» **Website and app data records**:
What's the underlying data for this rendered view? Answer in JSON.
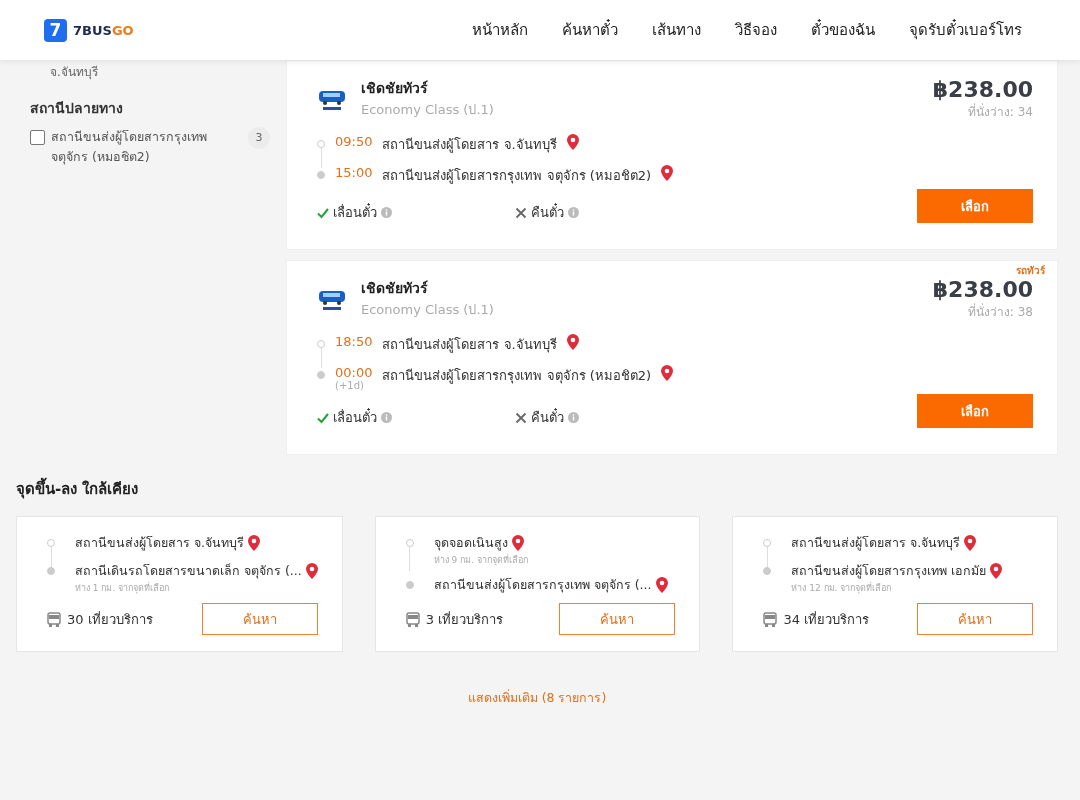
{
  "header": {
    "logo_mark": "7",
    "logo_text": "7BUS",
    "logo_accent": "GO",
    "nav": [
      "หน้าหลัก",
      "ค้นหาตั๋ว",
      "เส้นทาง",
      "วิธีจอง",
      "ตั๋วของฉัน",
      "จุดรับตั๋วเบอร์โทร"
    ]
  },
  "sidebar": {
    "cut_text": "จ.จันทบุรี",
    "filters": [
      {
        "title": "สถานีปลายทาง",
        "options": [
          {
            "label": "สถานีขนส่งผู้โดยสารกรุงเทพ จตุจักร (หมอชิต2)",
            "count": "3",
            "checked": false
          }
        ]
      }
    ]
  },
  "trips": [
    {
      "operator": "เชิดชัยทัวร์",
      "class": "Economy Class (ป.1)",
      "price": "฿238.00",
      "seats": "ที่นั่งว่าง: 34",
      "stops": [
        {
          "time": "09:50",
          "station": "สถานีขนส่งผู้โดยสาร จ.จันทบุรี"
        },
        {
          "time": "15:00",
          "station": "สถานีขนส่งผู้โดยสารกรุงเทพ จตุจักร (หมอชิต2)"
        }
      ],
      "policies": [
        {
          "label": "เลื่อนตั๋ว",
          "allowed": true
        },
        {
          "label": "คืนตั๋ว",
          "allowed": false
        }
      ],
      "button": "เลือก"
    },
    {
      "tag": "รถทัวร์",
      "operator": "เชิดชัยทัวร์",
      "class": "Economy Class (ป.1)",
      "price": "฿238.00",
      "seats": "ที่นั่งว่าง: 38",
      "stops": [
        {
          "time": "18:50",
          "station": "สถานีขนส่งผู้โดยสาร จ.จันทบุรี"
        },
        {
          "time": "00:00",
          "station": "สถานีขนส่งผู้โดยสารกรุงเทพ จตุจักร (หมอชิต2)",
          "day_offset": "(+1d)"
        }
      ],
      "policies": [
        {
          "label": "เลื่อนตั๋ว",
          "allowed": true
        },
        {
          "label": "คืนตั๋ว",
          "allowed": false
        }
      ],
      "button": "เลือก"
    }
  ],
  "nearby": {
    "title": "จุดขึ้น-ลง ใกล้เคียง",
    "cards": [
      {
        "stops": [
          {
            "name": "สถานีขนส่งผู้โดยสาร จ.จันทบุรี"
          },
          {
            "name": "สถานีเดินรถโดยสารขนาดเล็ก จตุจักร (...",
            "distance": "ห่าง 1 กม. จากจุดที่เลือก"
          }
        ],
        "trips": "30 เที่ยวบริการ",
        "button": "ค้นหา"
      },
      {
        "stops": [
          {
            "name": "จุดจอดเนินสูง",
            "distance": "ห่าง 9 กม. จากจุดที่เลือก"
          },
          {
            "name": "สถานีขนส่งผู้โดยสารกรุงเทพ จตุจักร (..."
          }
        ],
        "trips": "3 เที่ยวบริการ",
        "button": "ค้นหา"
      },
      {
        "stops": [
          {
            "name": "สถานีขนส่งผู้โดยสาร จ.จันทบุรี"
          },
          {
            "name": "สถานีขนส่งผู้โดยสารกรุงเทพ เอกมัย",
            "distance": "ห่าง 12 กม. จากจุดที่เลือก"
          }
        ],
        "trips": "34 เที่ยวบริการ",
        "button": "ค้นหา"
      }
    ]
  },
  "more_link": "แสดงเพิ่มเติม (8 รายการ)"
}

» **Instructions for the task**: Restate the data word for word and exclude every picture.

» **Response for this exercise**:
What's the underlying data for this rendered view? Answer in JSON.
{
  "header": {
    "logo_mark": "7",
    "logo_text": "7BUS",
    "logo_accent": "GO",
    "nav": [
      "หน้าหลัก",
      "ค้นหาตั๋ว",
      "เส้นทาง",
      "วิธีจอง",
      "ตั๋วของฉัน",
      "จุดรับตั๋วเบอร์โทร"
    ]
  },
  "sidebar": {
    "cut_text": "จ.จันทบุรี",
    "filters": [
      {
        "title": "สถานีปลายทาง",
        "options": [
          {
            "label": "สถานีขนส่งผู้โดยสารกรุงเทพ จตุจักร (หมอชิต2)",
            "count": "3",
            "checked": false
          }
        ]
      }
    ]
  },
  "trips": [
    {
      "operator": "เชิดชัยทัวร์",
      "class": "Economy Class (ป.1)",
      "price": "฿238.00",
      "seats": "ที่นั่งว่าง: 34",
      "stops": [
        {
          "time": "09:50",
          "station": "สถานีขนส่งผู้โดยสาร จ.จันทบุรี"
        },
        {
          "time": "15:00",
          "station": "สถานีขนส่งผู้โดยสารกรุงเทพ จตุจักร (หมอชิต2)"
        }
      ],
      "policies": [
        {
          "label": "เลื่อนตั๋ว",
          "allowed": true
        },
        {
          "label": "คืนตั๋ว",
          "allowed": false
        }
      ],
      "button": "เลือก"
    },
    {
      "tag": "รถทัวร์",
      "operator": "เชิดชัยทัวร์",
      "class": "Economy Class (ป.1)",
      "price": "฿238.00",
      "seats": "ที่นั่งว่าง: 38",
      "stops": [
        {
          "time": "18:50",
          "station": "สถานีขนส่งผู้โดยสาร จ.จันทบุรี"
        },
        {
          "time": "00:00",
          "station": "สถานีขนส่งผู้โดยสารกรุงเทพ จตุจักร (หมอชิต2)",
          "day_offset": "(+1d)"
        }
      ],
      "policies": [
        {
          "label": "เลื่อนตั๋ว",
          "allowed": true
        },
        {
          "label": "คืนตั๋ว",
          "allowed": false
        }
      ],
      "button": "เลือก"
    }
  ],
  "nearby": {
    "title": "จุดขึ้น-ลง ใกล้เคียง",
    "cards": [
      {
        "stops": [
          {
            "name": "สถานีขนส่งผู้โดยสาร จ.จันทบุรี"
          },
          {
            "name": "สถานีเดินรถโดยสารขนาดเล็ก จตุจักร (...",
            "distance": "ห่าง 1 กม. จากจุดที่เลือก"
          }
        ],
        "trips": "30 เที่ยวบริการ",
        "button": "ค้นหา"
      },
      {
        "stops": [
          {
            "name": "จุดจอดเนินสูง",
            "distance": "ห่าง 9 กม. จากจุดที่เลือก"
          },
          {
            "name": "สถานีขนส่งผู้โดยสารกรุงเทพ จตุจักร (..."
          }
        ],
        "trips": "3 เที่ยวบริการ",
        "button": "ค้นหา"
      },
      {
        "stops": [
          {
            "name": "สถานีขนส่งผู้โดยสาร จ.จันทบุรี"
          },
          {
            "name": "สถานีขนส่งผู้โดยสารกรุงเทพ เอกมัย",
            "distance": "ห่าง 12 กม. จากจุดที่เลือก"
          }
        ],
        "trips": "34 เที่ยวบริการ",
        "button": "ค้นหา"
      }
    ]
  },
  "more_link": "แสดงเพิ่มเติม (8 รายการ)"
}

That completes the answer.